The Giants threatened to increase their lead in the bottom of the seventh against the third Dodgers pitcher of the game, Ron Negray. Kirkland reached on an error by Hodges and went to second on a balk by Negray. Cepeda fouled out and Spencer lined out. Negray walked O’Connell and Thomas to load the bases, but Gomez grounded out, third to first, to quell the rally.
It was an easy one-two-three inning for Gomez in the top of the eighth. In the bottom of the inning, Negray struck out Davenport leading off but walked Jim King. Mays’s second single of the game sent King to second base, and he scored on a single by Kirkland (who was out at second base trying to advance on the throw). The Giants’ lead was now 8-0. Cepeda flied out to left field.
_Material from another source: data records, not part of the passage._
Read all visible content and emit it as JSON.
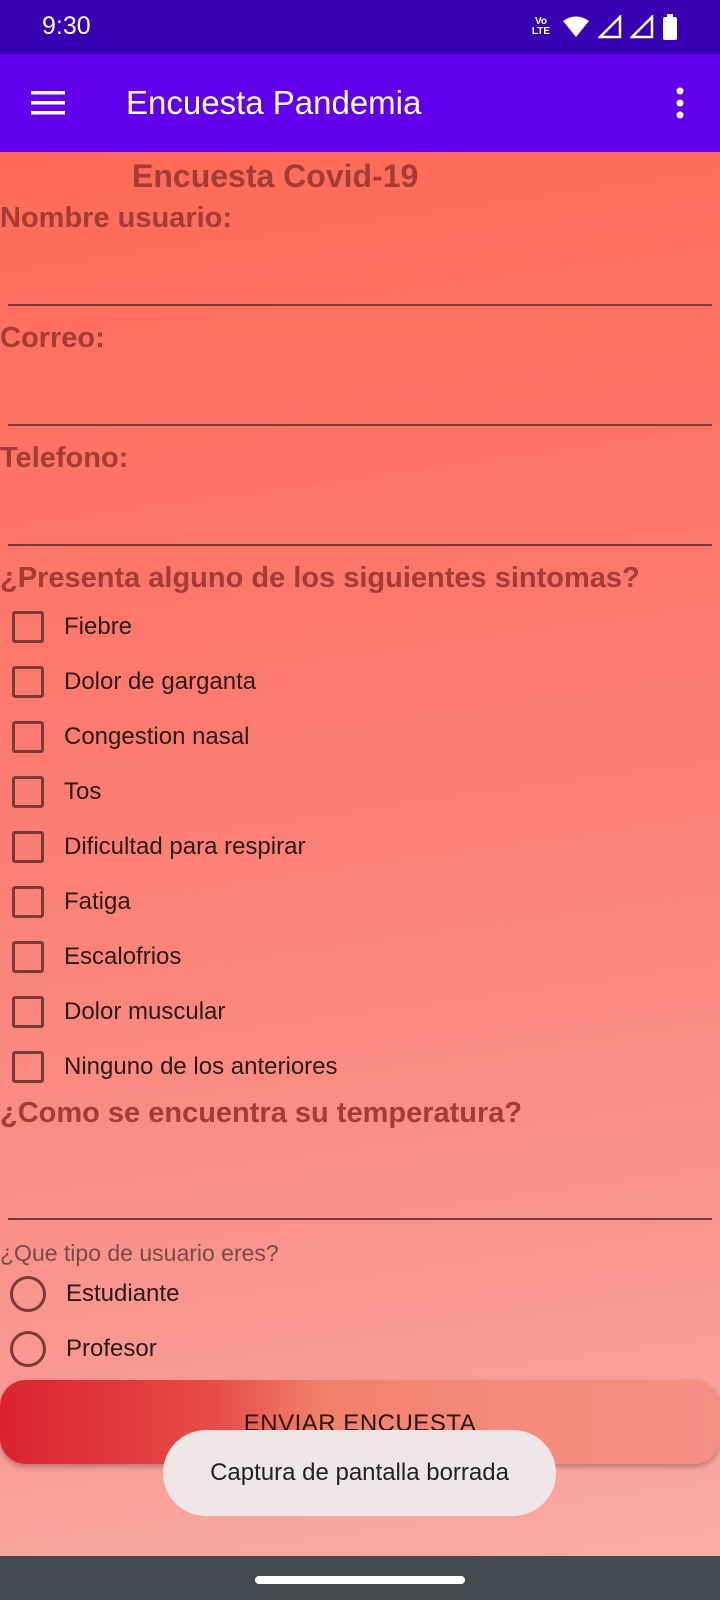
{
  "status_bar": {
    "time": "9:30",
    "volte_top": "Vo",
    "volte_bottom": "LTE"
  },
  "app_bar": {
    "title": "Encuesta Pandemia"
  },
  "form": {
    "title": "Encuesta Covid-19",
    "name_label": "Nombre usuario:",
    "name_value": "",
    "email_label": "Correo:",
    "email_value": "",
    "phone_label": "Telefono:",
    "phone_value": "",
    "symptoms_question": "¿Presenta alguno de los siguientes sintomas?",
    "symptoms": [
      {
        "label": "Fiebre",
        "checked": false
      },
      {
        "label": "Dolor de garganta",
        "checked": false
      },
      {
        "label": "Congestion nasal",
        "checked": false
      },
      {
        "label": "Tos",
        "checked": false
      },
      {
        "label": "Dificultad para respirar",
        "checked": false
      },
      {
        "label": "Fatiga",
        "checked": false
      },
      {
        "label": "Escalofrios",
        "checked": false
      },
      {
        "label": "Dolor muscular",
        "checked": false
      },
      {
        "label": "Ninguno de los anteriores",
        "checked": false
      }
    ],
    "temperature_question": "¿Como se encuentra su temperatura?",
    "temperature_value": "",
    "user_type_question": "¿Que tipo de usuario eres?",
    "user_types": [
      {
        "label": "Estudiante",
        "selected": false
      },
      {
        "label": "Profesor",
        "selected": false
      }
    ],
    "submit_label": "ENVIAR ENCUESTA"
  },
  "toast": {
    "message": "Captura de pantalla borrada"
  },
  "icons": {
    "menu": "hamburger-menu-icon",
    "overflow": "more-vert-icon",
    "wifi": "wifi-icon",
    "signal": "cell-signal-icon",
    "battery": "battery-icon"
  }
}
The Dodgers last-chance top of the ninth began with Gomez striking out Furillo. Roseboro grounded out and pinch-hitter Jim Gilliam walked. A single by Cimoli put runners at first and second, but Reese took a called third strike to end the game.
Cepeda’s and Spencer’s home runs were the only extra-base hits in the game. In the loss for Los Angeles, Charlie Neal and Dick Gray each had two hits.
Gomez got the complete-game win, allowing six hits, while walking six and striking out six. Drysdale took the loss, lasting just 3⅔ innings. Don Bessent went 2⅓ innings before being relieved by Negray, who finished out the game for the Dodgers. “The embarrassment of being shut out on opening day — and in a new city — really hit hard,” wrote a Bay Area sportswriter.2
The Los Angeles Times noted, “The only Dodger to get the ball out of the infield was Pee Wee Reese — and Mr. Mays gobbled up that drive with a nice catch in the fifth inning.”3
Mays was excited about the catch. “‘It’s like the World Series,’ [he said, imitating] the broad grins adorning the faces of fans after his triumphant catch.”4 San Francisco manager Bill Rigney was ecstatic in his praise of the three Giants playing in their first major-league game, Cepeda, Davenport, and Kirkland. “How about that,” Rigney exclaimed as he talked about the play of his three rookie ballplayers.5
The papers were generous with praise for the Giants and notes of sadness from the Dodgers. The one bright note for the Dodgers had come before the game from former catcher Roy Campanella. The Dodgers catcher, who was seriously injured in an automobile crash in January, said in a note to his Dodgers teammates: “Although I am unable to be there, I am still with you. Here’s hoping today’s game will start a great team off to a most successful season — Campy.”6
The Dodgers got their revenge the next day, beating the Giants 13-1, and two days later they won their home opener against the Giants, 6-5. The Giants finished their inaugural season in third place, while the Dodgers finished seventh.
In addition to the articles cited in the Notes, the author consulted the Baseball-Reference.com and Retrosheet.org websites.
1 Frank Finch, “S.F. Beats Dodgers in First Game,” Los Angeles Times, April 16,1958: 1.
2 Bob Brachman, “Sad Dodgers Moan Over Tricky Gomez Screwball,” San Francisco Examiner, April 16,1958: 31.
3 “Don Drysdale Chased in the Fourth,” Los Angeles Times, April 16, 1958: 61.
4 Don Selby, “Mays, Rube, Rookie Trio Earn Rig’s Praise,” San Francisco Examiner, April 16, 1958: 37.
6 “Campy Sends Greetings to Dodgers,” Los Angeles Times, April 16, 1958: 62.